=== Begin Enclosure ===

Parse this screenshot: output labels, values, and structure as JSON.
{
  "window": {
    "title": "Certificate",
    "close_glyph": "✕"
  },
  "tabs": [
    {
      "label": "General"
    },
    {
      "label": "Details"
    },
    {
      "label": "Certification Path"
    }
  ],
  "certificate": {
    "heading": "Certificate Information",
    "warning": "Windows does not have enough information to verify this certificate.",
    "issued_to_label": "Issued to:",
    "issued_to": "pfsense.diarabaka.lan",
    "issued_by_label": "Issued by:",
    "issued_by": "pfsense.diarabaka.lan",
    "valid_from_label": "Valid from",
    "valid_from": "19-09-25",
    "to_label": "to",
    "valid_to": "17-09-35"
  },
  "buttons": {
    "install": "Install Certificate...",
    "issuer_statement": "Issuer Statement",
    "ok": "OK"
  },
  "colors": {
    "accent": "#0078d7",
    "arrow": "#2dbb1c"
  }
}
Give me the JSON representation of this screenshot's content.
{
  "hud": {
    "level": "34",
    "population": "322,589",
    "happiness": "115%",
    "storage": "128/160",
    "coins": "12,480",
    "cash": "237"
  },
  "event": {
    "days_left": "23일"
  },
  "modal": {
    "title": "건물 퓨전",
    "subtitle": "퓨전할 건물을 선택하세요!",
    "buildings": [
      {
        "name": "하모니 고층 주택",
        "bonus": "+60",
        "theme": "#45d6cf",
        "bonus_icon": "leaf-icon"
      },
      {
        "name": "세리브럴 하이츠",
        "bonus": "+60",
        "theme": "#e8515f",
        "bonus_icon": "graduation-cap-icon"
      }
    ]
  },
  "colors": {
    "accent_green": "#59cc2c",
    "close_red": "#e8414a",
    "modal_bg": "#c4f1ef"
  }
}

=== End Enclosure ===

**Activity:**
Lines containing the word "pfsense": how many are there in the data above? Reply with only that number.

**Written solution:**
2